As eminently depicted in District 9, and much to the fear of local residents, Johannesburg is home to the loathsome and most terrifying insect of them all – the Parktown Prawn.
As if the idea of a super-sized fighter cricket is not enough, I know of a grown man who, trembling under the watch of a Parktown Prawn is able to travel from a standing to a sitting-on-the-table position in under 0.2 seconds! These disgusting pests – featured as alien prawns in the movie, District 9 –are known to jump up to a distance of around a meter into the air when they are cornered, and also tend to excrete revolting black faecal liquids when threatened. Furthermore, Parktown Prawns produce hissing sounds by rubbing their hind legs against their abdomen when they are distressed (Intekom, 1999).

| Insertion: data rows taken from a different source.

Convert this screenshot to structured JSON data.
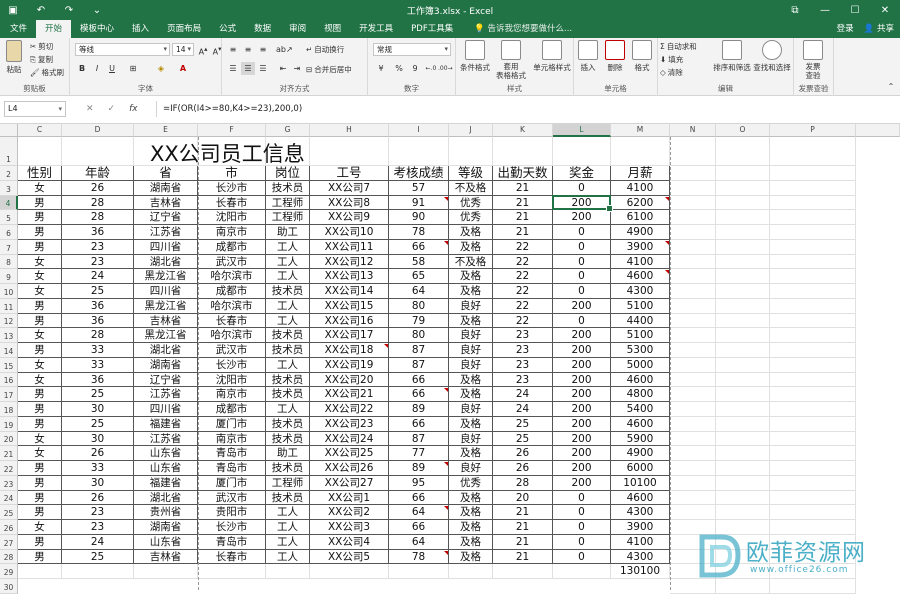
{
  "window": {
    "title": "工作簿3.xlsx - Excel",
    "quick_access": [
      "save",
      "undo",
      "redo",
      "customize"
    ]
  },
  "tabs": [
    "文件",
    "开始",
    "模板中心",
    "插入",
    "页面布局",
    "公式",
    "数据",
    "审阅",
    "视图",
    "开发工具",
    "PDF工具集"
  ],
  "active_tab": "开始",
  "tell_me": "告诉我您想要做什么...",
  "account": {
    "login": "登录",
    "share": "共享"
  },
  "ribbon": {
    "clipboard": {
      "paste": "粘贴",
      "cut": "剪切",
      "copy": "复制",
      "format_painter": "格式刷",
      "label": "剪贴板"
    },
    "font": {
      "font_name": "等线",
      "font_size": "14",
      "bold": "B",
      "italic": "I",
      "underline": "U",
      "font_color": "A",
      "label": "字体"
    },
    "alignment": {
      "wrap": "自动换行",
      "merge": "合并后居中",
      "label": "对齐方式"
    },
    "number": {
      "format": "常规",
      "percent": "%",
      "comma": "9",
      "label": "数字"
    },
    "styles": {
      "conditional": "条件格式",
      "table": "套用\n表格格式",
      "cell_styles": "单元格样式",
      "label": "样式"
    },
    "cells": {
      "insert": "插入",
      "delete": "删除",
      "format": "格式",
      "label": "单元格"
    },
    "editing": {
      "autosum": "自动求和",
      "fill": "填充",
      "clear": "清除",
      "sort": "排序和筛选",
      "find": "查找和选择",
      "label": "编辑"
    },
    "review": {
      "invoice": "发票\n查验",
      "label": "发票查验"
    }
  },
  "formula_bar": {
    "name_box": "L4",
    "cancel": "✕",
    "enter": "✓",
    "fx": "fx",
    "formula": "=IF(OR(I4>=80,K4>=23),200,0)"
  },
  "columns": [
    "C",
    "D",
    "E",
    "F",
    "G",
    "H",
    "I",
    "J",
    "K",
    "L",
    "M",
    "N",
    "O",
    "P"
  ],
  "selected_column": "L",
  "selected_row": 4,
  "sheet": {
    "title": "XX公司员工信息",
    "headers": [
      "性别",
      "年龄",
      "省",
      "市",
      "岗位",
      "工号",
      "考核成绩",
      "等级",
      "出勤天数",
      "奖金",
      "月薪"
    ],
    "rows": [
      [
        "女",
        "26",
        "湖南省",
        "长沙市",
        "技术员",
        "XX公司7",
        "57",
        "不及格",
        "21",
        "0",
        "4100"
      ],
      [
        "男",
        "28",
        "吉林省",
        "长春市",
        "工程师",
        "XX公司8",
        "91",
        "优秀",
        "21",
        "200",
        "6200"
      ],
      [
        "男",
        "28",
        "辽宁省",
        "沈阳市",
        "工程师",
        "XX公司9",
        "90",
        "优秀",
        "21",
        "200",
        "6100"
      ],
      [
        "男",
        "36",
        "江苏省",
        "南京市",
        "助工",
        "XX公司10",
        "78",
        "及格",
        "21",
        "0",
        "4900"
      ],
      [
        "男",
        "23",
        "四川省",
        "成都市",
        "工人",
        "XX公司11",
        "66",
        "及格",
        "22",
        "0",
        "3900"
      ],
      [
        "女",
        "23",
        "湖北省",
        "武汉市",
        "工人",
        "XX公司12",
        "58",
        "不及格",
        "22",
        "0",
        "4100"
      ],
      [
        "女",
        "24",
        "黑龙江省",
        "哈尔滨市",
        "工人",
        "XX公司13",
        "65",
        "及格",
        "22",
        "0",
        "4600"
      ],
      [
        "女",
        "25",
        "四川省",
        "成都市",
        "技术员",
        "XX公司14",
        "64",
        "及格",
        "22",
        "0",
        "4300"
      ],
      [
        "男",
        "36",
        "黑龙江省",
        "哈尔滨市",
        "工人",
        "XX公司15",
        "80",
        "良好",
        "22",
        "200",
        "5100"
      ],
      [
        "男",
        "36",
        "吉林省",
        "长春市",
        "工人",
        "XX公司16",
        "79",
        "及格",
        "22",
        "0",
        "4400"
      ],
      [
        "女",
        "28",
        "黑龙江省",
        "哈尔滨市",
        "技术员",
        "XX公司17",
        "80",
        "良好",
        "23",
        "200",
        "5100"
      ],
      [
        "男",
        "33",
        "湖北省",
        "武汉市",
        "技术员",
        "XX公司18",
        "87",
        "良好",
        "23",
        "200",
        "5300"
      ],
      [
        "女",
        "33",
        "湖南省",
        "长沙市",
        "工人",
        "XX公司19",
        "87",
        "良好",
        "23",
        "200",
        "5000"
      ],
      [
        "女",
        "36",
        "辽宁省",
        "沈阳市",
        "技术员",
        "XX公司20",
        "66",
        "及格",
        "23",
        "200",
        "4600"
      ],
      [
        "男",
        "25",
        "江苏省",
        "南京市",
        "技术员",
        "XX公司21",
        "66",
        "及格",
        "24",
        "200",
        "4800"
      ],
      [
        "男",
        "30",
        "四川省",
        "成都市",
        "工人",
        "XX公司22",
        "89",
        "良好",
        "24",
        "200",
        "5400"
      ],
      [
        "男",
        "25",
        "福建省",
        "厦门市",
        "技术员",
        "XX公司23",
        "66",
        "及格",
        "25",
        "200",
        "4600"
      ],
      [
        "女",
        "30",
        "江苏省",
        "南京市",
        "技术员",
        "XX公司24",
        "87",
        "良好",
        "25",
        "200",
        "5900"
      ],
      [
        "女",
        "26",
        "山东省",
        "青岛市",
        "助工",
        "XX公司25",
        "77",
        "及格",
        "26",
        "200",
        "4900"
      ],
      [
        "男",
        "33",
        "山东省",
        "青岛市",
        "技术员",
        "XX公司26",
        "89",
        "良好",
        "26",
        "200",
        "6000"
      ],
      [
        "男",
        "30",
        "福建省",
        "厦门市",
        "工程师",
        "XX公司27",
        "95",
        "优秀",
        "28",
        "200",
        "10100"
      ],
      [
        "男",
        "26",
        "湖北省",
        "武汉市",
        "技术员",
        "XX公司1",
        "66",
        "及格",
        "20",
        "0",
        "4600"
      ],
      [
        "男",
        "23",
        "贵州省",
        "贵阳市",
        "工人",
        "XX公司2",
        "64",
        "及格",
        "21",
        "0",
        "4300"
      ],
      [
        "女",
        "23",
        "湖南省",
        "长沙市",
        "工人",
        "XX公司3",
        "66",
        "及格",
        "21",
        "0",
        "3900"
      ],
      [
        "男",
        "24",
        "山东省",
        "青岛市",
        "工人",
        "XX公司4",
        "64",
        "及格",
        "21",
        "0",
        "4100"
      ],
      [
        "男",
        "25",
        "吉林省",
        "长春市",
        "工人",
        "XX公司5",
        "78",
        "及格",
        "21",
        "0",
        "4300"
      ]
    ],
    "total": "130100"
  },
  "watermark": {
    "main": "欧菲资源网",
    "sub": "www.office26.com"
  },
  "colors": {
    "excel_green": "#217346",
    "watermark": "#4bb0c8",
    "comment_marker": "#c00000"
  }
}
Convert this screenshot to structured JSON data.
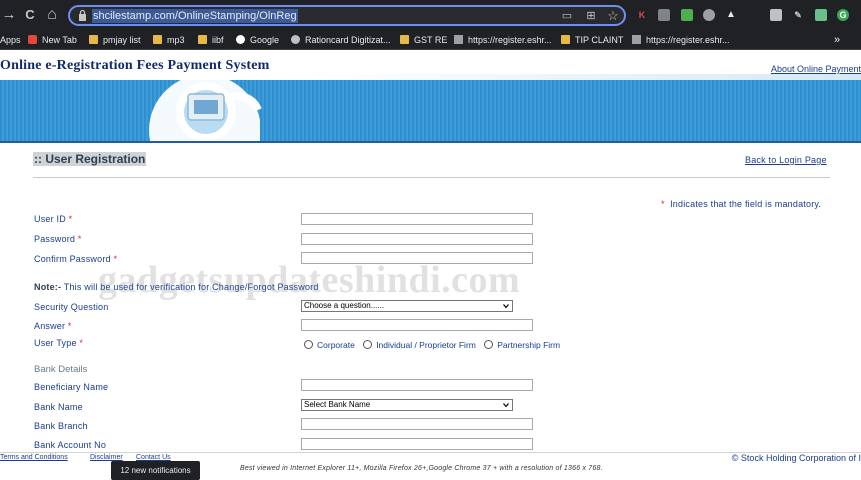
{
  "browser": {
    "url": "shcilestamp.com/OnlineStamping/OlnReg",
    "nav": {
      "back": "→",
      "reload": "C",
      "home": "⌂"
    },
    "bookmarks": [
      {
        "label": "Apps",
        "icon": "apps-icon"
      },
      {
        "label": "New Tab",
        "icon": "newtab-icon"
      },
      {
        "label": "pmjay list",
        "icon": "folder-icon"
      },
      {
        "label": "mp3",
        "icon": "folder-icon"
      },
      {
        "label": "iibf",
        "icon": "folder-icon"
      },
      {
        "label": "Google",
        "icon": "google-icon"
      },
      {
        "label": "Rationcard Digitizat...",
        "icon": "globe-icon"
      },
      {
        "label": "GST RE",
        "icon": "folder-icon"
      },
      {
        "label": "https://register.eshr...",
        "icon": "doc-icon"
      },
      {
        "label": "TIP CLAINT",
        "icon": "folder-icon"
      },
      {
        "label": "https://register.eshr...",
        "icon": "doc-icon"
      }
    ],
    "more": "»"
  },
  "header": {
    "title": "Online e-Registration Fees Payment System",
    "about_link": "About Online Payment"
  },
  "main": {
    "section_title": ":: User Registration",
    "back_link": "Back to Login Page",
    "mandatory_note": "Indicates that the field is mandatory.",
    "mandatory_mark": "*",
    "fields": {
      "user_id": "User ID",
      "password": "Password",
      "confirm_password": "Confirm Password",
      "security_question": "Security Question",
      "answer": "Answer",
      "user_type": "User Type"
    },
    "note_label": "Note:-",
    "note_text": "This will be used for verification for Change/Forgot Password",
    "security_select": "Choose a question......",
    "user_types": [
      "Corporate",
      "Individual / Proprietor Firm",
      "Partnership Firm"
    ],
    "bank_heading": "Bank Details",
    "bank_fields": {
      "beneficiary_name": "Beneficiary Name",
      "bank_name": "Bank Name",
      "bank_branch": "Bank Branch",
      "bank_account_no": "Bank Account No"
    },
    "bank_select": "Select Bank Name",
    "watermark": "gadgetsupdateshindi.com"
  },
  "footer": {
    "terms": "Terms and Conditions",
    "disclaimer": "Disclaimer",
    "contact": "Contact Us",
    "copyright": "© Stock Holding Corporation of I",
    "best_viewed": "Best viewed in Internet Explorer 11+, Mozilla Firefox 26+,Google Chrome 37 + with a resolution of 1366 x 768."
  },
  "notification": {
    "text": "12 new notifications"
  }
}
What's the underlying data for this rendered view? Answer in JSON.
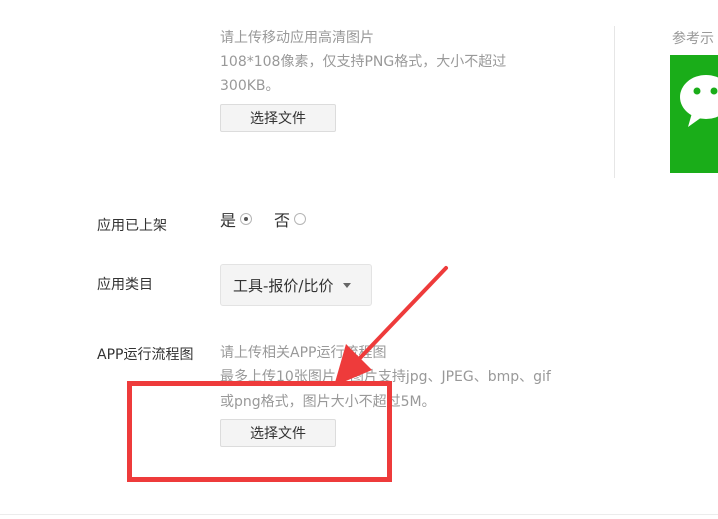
{
  "icon_upload": {
    "hint_line1": "请上传移动应用高清图片",
    "hint_line2": "108*108像素，仅支持PNG格式，大小不超过",
    "hint_line3": "300KB。",
    "button_label": "选择文件"
  },
  "sample": {
    "label": "参考示",
    "icon": "wechat-logo-icon",
    "icon_color": "#1aad19"
  },
  "listed": {
    "label": "应用已上架",
    "options": [
      {
        "label": "是",
        "checked": true
      },
      {
        "label": "否",
        "checked": false
      }
    ]
  },
  "category": {
    "label": "应用类目",
    "value": "工具-报价/比价"
  },
  "flowchart": {
    "label": "APP运行流程图",
    "hint_line1": "请上传相关APP运行流程图",
    "hint_line2": "最多上传10张图片。图片支持jpg、JPEG、bmp、gif",
    "hint_line3": "或png格式，图片大小不超过5M。",
    "button_label": "选择文件"
  },
  "annotation_color": "#ee3b3b"
}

Although doom and gloom surrounds the Parktown Prawn, they feed on garden snails, vegetable matter, and fallen fruit, thus implementing their own form of pest control. Unfortunately for us, they also like to feed on rugs and textiles, wooden elements such as floor boards and furniture as well as pet food and dry oatmeal.
Discovered by William Forsell Kirby in 1899 in Baberton, Mpumalanga, Parktown Prawns became synonymous with the suburb (Parktown in Johannesburg) after the 1960’s, when they expanded rapidly in ‘prawn count’. This insect has a preference for the lush, leafy region of Johannesburg.
The Parktown Prawn (Libanasidus vittatus) is – of course – not a prawn at all, but actually a six-legged insect belonging to the King Cricket family, Anastostomatidae. Today, the first discovered Parktown Prawn is housed in the Natural History Museum of London.
Parktown Prawns possess similar “ears” – located on their front legs – to those of crickets and long-horned grasshoppers. Parktown Prawns are orange to brown in colour, with darker brown to black stripes across their abdomen and are around 6-7 cm’s in size (or in some cases – even larger!) with antennae the size of their body. Male Parktown prawns have large tusk-like mandibles with which they grip and throw their prey over their shoulders! Females on the other hand, possess a finely honed ovipositor of around 19mm, with which they lay around 80 to 200 eggs.
Wondering how to get rid of Parktown Prawns? As humans find these crawling insects (or should we say – ‘jumping insects!’) to be hideously scary, Hadidas seem to think they make the perfect mid-morning snack. These unsung heroes may help the casual intruder from entering your home but if you do encounter a more serious infestation of the third kind, contact the pest control experts for a solution to eliminate these critters from your home.